EXERCISE AIM
Apart from the pictures, every line below needs to be reproduced verbatim.

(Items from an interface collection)
=== Begin Enclosure ===

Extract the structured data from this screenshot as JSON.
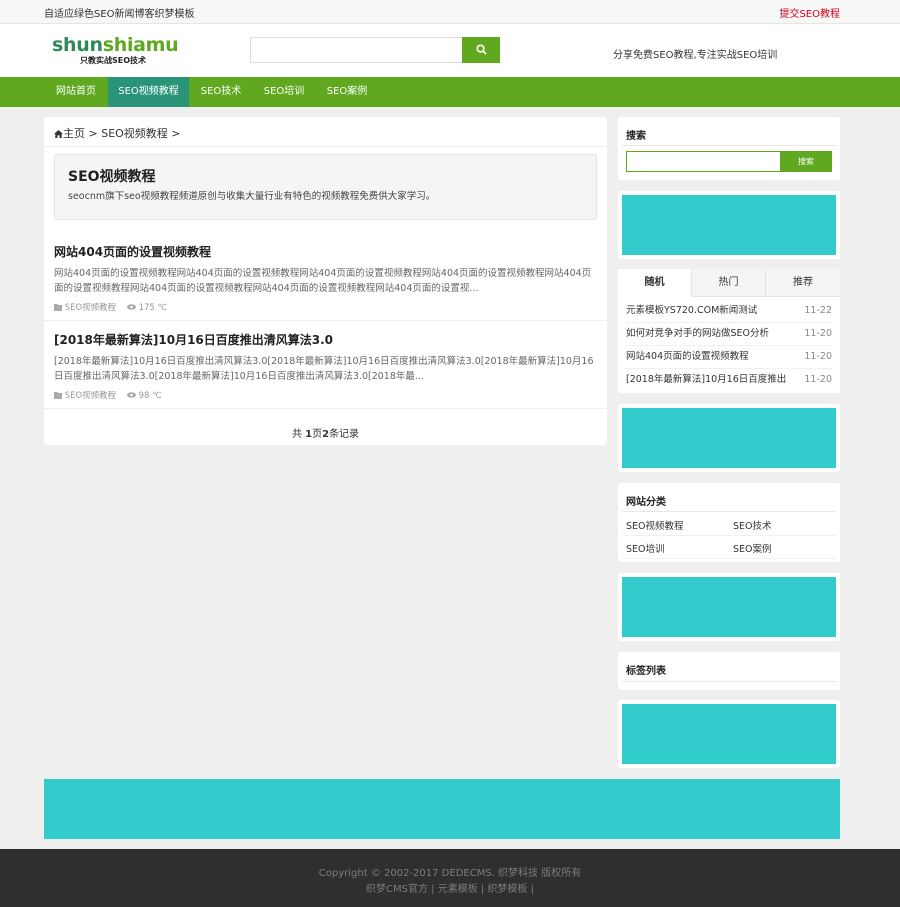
{
  "topbar": {
    "left": "自适应绿色SEO新闻博客织梦模板",
    "right": "提交SEO教程"
  },
  "header": {
    "brand_a": "shun",
    "brand_b": "shiamu",
    "slogan": "只教实战SEO技术",
    "search_placeholder": "",
    "tagline": "分享免费SEO教程,专注实战SEO培训"
  },
  "nav": {
    "items": [
      {
        "label": "网站首页",
        "active": false
      },
      {
        "label": "SEO视频教程",
        "active": true
      },
      {
        "label": "SEO技术",
        "active": false
      },
      {
        "label": "SEO培训",
        "active": false
      },
      {
        "label": "SEO案例",
        "active": false
      }
    ]
  },
  "main": {
    "crumb_home": "主页",
    "crumb_rest": " > SEO视频教程 >",
    "category": {
      "title": "SEO视频教程",
      "desc": "seocnm旗下seo视频教程频道原创与收集大量行业有特色的视频教程免费供大家学习。"
    },
    "posts": [
      {
        "title": "网站404页面的设置视频教程",
        "excerpt": "网站404页面的设置视频教程网站404页面的设置视频教程网站404页面的设置视频教程网站404页面的设置视频教程网站404页面的设置视频教程网站404页面的设置视频教程网站404页面的设置视频教程网站404页面的设置视...",
        "category": "SEO视频教程",
        "views": "175 ℃"
      },
      {
        "title": "[2018年最新算法]10月16日百度推出清风算法3.0",
        "excerpt": "[2018年最新算法]10月16日百度推出清风算法3.0[2018年最新算法]10月16日百度推出清风算法3.0[2018年最新算法]10月16日百度推出清风算法3.0[2018年最新算法]10月16日百度推出清风算法3.0[2018年最...",
        "category": "SEO视频教程",
        "views": "98 ℃"
      }
    ],
    "pager": {
      "prefix": "共 ",
      "pages": "1",
      "mid": "页",
      "records": "2",
      "suffix": "条记录"
    }
  },
  "sidebar": {
    "search": {
      "title": "搜索",
      "button": "搜索",
      "placeholder": ""
    },
    "tabs": [
      "随机",
      "热门",
      "推荐"
    ],
    "tab_list": [
      {
        "title": "元素模板YS720.COM新闻测试",
        "date": "11-22"
      },
      {
        "title": "如何对竞争对手的网站做SEO分析",
        "date": "11-20"
      },
      {
        "title": "网站404页面的设置视频教程",
        "date": "11-20"
      },
      {
        "title": "[2018年最新算法]10月16日百度推出",
        "date": "11-20"
      }
    ],
    "categories": {
      "title": "网站分类",
      "items": [
        "SEO视频教程",
        "SEO技术",
        "SEO培训",
        "SEO案例"
      ]
    },
    "tags": {
      "title": "标签列表"
    }
  },
  "footer": {
    "line1": "Copyright © 2002-2017 DEDECMS. 织梦科技 版权所有",
    "links": [
      "织梦CMS官方",
      "元素模板",
      "织梦模板"
    ]
  },
  "colors": {
    "green": "#5fa820",
    "teal_active": "#2a9478",
    "ad_teal": "#33cccc",
    "footer_bg": "#2d2f31"
  }
}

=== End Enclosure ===

EXERCISE OUTPUT
Extract the structured data from this screenshot as JSON.
{
  "topbar": {
    "left": "自适应绿色SEO新闻博客织梦模板",
    "right": "提交SEO教程"
  },
  "header": {
    "brand_a": "shun",
    "brand_b": "shiamu",
    "slogan": "只教实战SEO技术",
    "search_placeholder": "",
    "tagline": "分享免费SEO教程,专注实战SEO培训"
  },
  "nav": {
    "items": [
      {
        "label": "网站首页",
        "active": false
      },
      {
        "label": "SEO视频教程",
        "active": true
      },
      {
        "label": "SEO技术",
        "active": false
      },
      {
        "label": "SEO培训",
        "active": false
      },
      {
        "label": "SEO案例",
        "active": false
      }
    ]
  },
  "main": {
    "crumb_home": "主页",
    "crumb_rest": " > SEO视频教程 >",
    "category": {
      "title": "SEO视频教程",
      "desc": "seocnm旗下seo视频教程频道原创与收集大量行业有特色的视频教程免费供大家学习。"
    },
    "posts": [
      {
        "title": "网站404页面的设置视频教程",
        "excerpt": "网站404页面的设置视频教程网站404页面的设置视频教程网站404页面的设置视频教程网站404页面的设置视频教程网站404页面的设置视频教程网站404页面的设置视频教程网站404页面的设置视频教程网站404页面的设置视...",
        "category": "SEO视频教程",
        "views": "175 ℃"
      },
      {
        "title": "[2018年最新算法]10月16日百度推出清风算法3.0",
        "excerpt": "[2018年最新算法]10月16日百度推出清风算法3.0[2018年最新算法]10月16日百度推出清风算法3.0[2018年最新算法]10月16日百度推出清风算法3.0[2018年最新算法]10月16日百度推出清风算法3.0[2018年最...",
        "category": "SEO视频教程",
        "views": "98 ℃"
      }
    ],
    "pager": {
      "prefix": "共 ",
      "pages": "1",
      "mid": "页",
      "records": "2",
      "suffix": "条记录"
    }
  },
  "sidebar": {
    "search": {
      "title": "搜索",
      "button": "搜索",
      "placeholder": ""
    },
    "tabs": [
      "随机",
      "热门",
      "推荐"
    ],
    "tab_list": [
      {
        "title": "元素模板YS720.COM新闻测试",
        "date": "11-22"
      },
      {
        "title": "如何对竞争对手的网站做SEO分析",
        "date": "11-20"
      },
      {
        "title": "网站404页面的设置视频教程",
        "date": "11-20"
      },
      {
        "title": "[2018年最新算法]10月16日百度推出",
        "date": "11-20"
      }
    ],
    "categories": {
      "title": "网站分类",
      "items": [
        "SEO视频教程",
        "SEO技术",
        "SEO培训",
        "SEO案例"
      ]
    },
    "tags": {
      "title": "标签列表"
    }
  },
  "footer": {
    "line1": "Copyright © 2002-2017 DEDECMS. 织梦科技 版权所有",
    "links": [
      "织梦CMS官方",
      "元素模板",
      "织梦模板"
    ]
  },
  "colors": {
    "green": "#5fa820",
    "teal_active": "#2a9478",
    "ad_teal": "#33cccc",
    "footer_bg": "#2d2f31"
  }
}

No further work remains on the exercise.